## WORK INSTRUCTIONS
Pick out the lines below that contain the string "DOWN" and copy them all.

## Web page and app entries
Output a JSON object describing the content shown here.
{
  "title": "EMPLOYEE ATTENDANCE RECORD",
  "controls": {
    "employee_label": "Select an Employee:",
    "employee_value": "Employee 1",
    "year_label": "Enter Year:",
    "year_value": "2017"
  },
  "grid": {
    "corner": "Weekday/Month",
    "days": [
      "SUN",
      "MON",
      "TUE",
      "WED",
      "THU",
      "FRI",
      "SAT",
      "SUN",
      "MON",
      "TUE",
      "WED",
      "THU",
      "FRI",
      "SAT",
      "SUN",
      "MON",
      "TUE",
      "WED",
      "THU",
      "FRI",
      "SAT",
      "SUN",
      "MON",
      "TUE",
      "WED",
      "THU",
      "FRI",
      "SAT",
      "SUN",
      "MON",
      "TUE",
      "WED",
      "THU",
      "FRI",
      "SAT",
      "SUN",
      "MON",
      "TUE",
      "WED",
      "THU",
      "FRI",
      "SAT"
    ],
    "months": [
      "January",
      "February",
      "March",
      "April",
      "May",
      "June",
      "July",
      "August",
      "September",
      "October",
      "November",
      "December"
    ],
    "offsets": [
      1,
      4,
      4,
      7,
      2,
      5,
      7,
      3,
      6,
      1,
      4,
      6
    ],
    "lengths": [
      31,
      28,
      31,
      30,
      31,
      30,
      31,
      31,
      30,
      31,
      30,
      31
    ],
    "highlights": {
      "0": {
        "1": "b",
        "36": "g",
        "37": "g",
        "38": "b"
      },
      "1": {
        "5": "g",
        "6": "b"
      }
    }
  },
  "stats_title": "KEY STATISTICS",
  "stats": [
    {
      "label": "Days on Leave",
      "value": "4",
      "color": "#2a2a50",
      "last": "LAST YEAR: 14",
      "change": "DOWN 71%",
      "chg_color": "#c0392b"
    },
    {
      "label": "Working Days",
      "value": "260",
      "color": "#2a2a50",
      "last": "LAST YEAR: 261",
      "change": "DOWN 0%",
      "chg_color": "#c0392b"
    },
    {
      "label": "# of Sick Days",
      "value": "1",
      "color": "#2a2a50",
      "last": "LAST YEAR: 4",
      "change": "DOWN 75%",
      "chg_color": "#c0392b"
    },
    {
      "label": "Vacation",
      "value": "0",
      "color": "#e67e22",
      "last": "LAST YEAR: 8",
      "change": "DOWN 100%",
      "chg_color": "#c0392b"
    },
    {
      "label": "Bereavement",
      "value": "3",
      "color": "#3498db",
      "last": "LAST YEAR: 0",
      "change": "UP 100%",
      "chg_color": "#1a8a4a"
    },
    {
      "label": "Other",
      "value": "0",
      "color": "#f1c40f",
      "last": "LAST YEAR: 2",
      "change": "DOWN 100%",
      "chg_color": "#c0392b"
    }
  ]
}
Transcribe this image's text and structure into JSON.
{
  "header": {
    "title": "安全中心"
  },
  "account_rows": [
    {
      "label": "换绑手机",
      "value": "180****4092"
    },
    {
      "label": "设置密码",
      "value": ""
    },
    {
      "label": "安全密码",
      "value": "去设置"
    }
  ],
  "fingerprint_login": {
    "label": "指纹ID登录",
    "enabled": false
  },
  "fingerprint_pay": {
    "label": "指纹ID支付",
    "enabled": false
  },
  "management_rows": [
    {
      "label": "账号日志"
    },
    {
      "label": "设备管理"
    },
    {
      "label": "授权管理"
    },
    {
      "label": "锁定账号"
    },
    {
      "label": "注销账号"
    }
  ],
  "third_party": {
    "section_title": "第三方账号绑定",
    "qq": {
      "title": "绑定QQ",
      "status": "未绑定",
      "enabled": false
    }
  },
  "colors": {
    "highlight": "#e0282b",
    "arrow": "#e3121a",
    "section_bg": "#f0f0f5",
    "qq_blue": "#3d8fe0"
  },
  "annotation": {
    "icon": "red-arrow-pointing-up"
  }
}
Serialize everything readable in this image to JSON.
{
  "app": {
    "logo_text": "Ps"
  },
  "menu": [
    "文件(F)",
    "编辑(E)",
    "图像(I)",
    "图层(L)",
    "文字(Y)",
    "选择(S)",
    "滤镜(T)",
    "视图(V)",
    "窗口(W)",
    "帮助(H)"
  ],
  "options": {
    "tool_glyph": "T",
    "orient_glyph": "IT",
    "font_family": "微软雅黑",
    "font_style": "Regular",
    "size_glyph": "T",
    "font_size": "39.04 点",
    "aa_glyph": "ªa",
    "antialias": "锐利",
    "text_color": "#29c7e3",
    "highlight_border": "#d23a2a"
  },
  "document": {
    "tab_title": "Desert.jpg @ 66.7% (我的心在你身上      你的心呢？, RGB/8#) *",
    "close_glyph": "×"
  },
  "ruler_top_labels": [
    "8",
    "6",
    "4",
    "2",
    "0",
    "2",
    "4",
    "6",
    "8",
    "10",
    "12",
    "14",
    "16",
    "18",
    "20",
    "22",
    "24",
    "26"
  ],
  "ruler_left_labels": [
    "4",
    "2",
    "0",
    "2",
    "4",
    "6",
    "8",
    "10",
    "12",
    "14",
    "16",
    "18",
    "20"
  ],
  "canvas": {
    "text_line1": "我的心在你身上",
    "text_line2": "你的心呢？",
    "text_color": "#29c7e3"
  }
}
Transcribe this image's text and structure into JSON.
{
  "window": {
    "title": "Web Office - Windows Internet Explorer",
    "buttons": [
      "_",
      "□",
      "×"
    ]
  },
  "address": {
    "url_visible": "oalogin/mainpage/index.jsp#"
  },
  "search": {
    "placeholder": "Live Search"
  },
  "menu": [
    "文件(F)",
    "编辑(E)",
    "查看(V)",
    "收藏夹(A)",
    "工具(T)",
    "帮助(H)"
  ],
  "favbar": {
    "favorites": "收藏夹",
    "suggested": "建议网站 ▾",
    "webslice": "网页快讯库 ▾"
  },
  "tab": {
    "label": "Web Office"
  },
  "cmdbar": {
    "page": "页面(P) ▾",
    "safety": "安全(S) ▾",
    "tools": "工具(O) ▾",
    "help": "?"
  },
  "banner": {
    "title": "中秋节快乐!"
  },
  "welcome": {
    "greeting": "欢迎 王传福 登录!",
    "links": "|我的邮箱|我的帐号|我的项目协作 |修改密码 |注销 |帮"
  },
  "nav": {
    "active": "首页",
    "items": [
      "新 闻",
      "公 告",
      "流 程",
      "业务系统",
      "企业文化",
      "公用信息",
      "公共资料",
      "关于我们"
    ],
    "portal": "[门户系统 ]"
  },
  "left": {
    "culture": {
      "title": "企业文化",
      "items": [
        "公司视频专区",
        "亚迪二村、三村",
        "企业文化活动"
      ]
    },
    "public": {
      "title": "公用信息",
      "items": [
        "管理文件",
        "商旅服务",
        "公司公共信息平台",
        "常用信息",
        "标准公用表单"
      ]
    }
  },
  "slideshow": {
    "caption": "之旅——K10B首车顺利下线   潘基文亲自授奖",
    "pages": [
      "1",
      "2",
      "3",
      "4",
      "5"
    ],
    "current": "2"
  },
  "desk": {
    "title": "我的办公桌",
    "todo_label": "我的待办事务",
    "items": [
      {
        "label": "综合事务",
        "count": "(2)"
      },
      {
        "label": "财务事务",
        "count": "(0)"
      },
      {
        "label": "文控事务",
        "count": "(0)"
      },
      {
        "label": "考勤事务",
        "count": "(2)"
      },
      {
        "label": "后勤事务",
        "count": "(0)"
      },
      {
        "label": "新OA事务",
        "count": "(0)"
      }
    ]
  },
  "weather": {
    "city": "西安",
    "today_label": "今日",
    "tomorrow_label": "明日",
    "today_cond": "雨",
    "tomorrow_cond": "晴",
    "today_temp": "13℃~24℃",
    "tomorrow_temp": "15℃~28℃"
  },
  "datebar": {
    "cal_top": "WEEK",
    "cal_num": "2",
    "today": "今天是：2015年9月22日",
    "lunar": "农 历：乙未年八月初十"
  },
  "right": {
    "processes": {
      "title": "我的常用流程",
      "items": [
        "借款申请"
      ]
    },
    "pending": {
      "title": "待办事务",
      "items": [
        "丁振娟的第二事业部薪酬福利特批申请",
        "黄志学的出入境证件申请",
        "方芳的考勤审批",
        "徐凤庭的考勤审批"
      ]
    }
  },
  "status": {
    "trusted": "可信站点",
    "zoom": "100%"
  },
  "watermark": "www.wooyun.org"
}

## ANSWER AREA
      "change": "DOWN 71%",
      "change": "DOWN 0%",
      "change": "DOWN 75%",
      "change": "DOWN 100%",
      "change": "DOWN 100%",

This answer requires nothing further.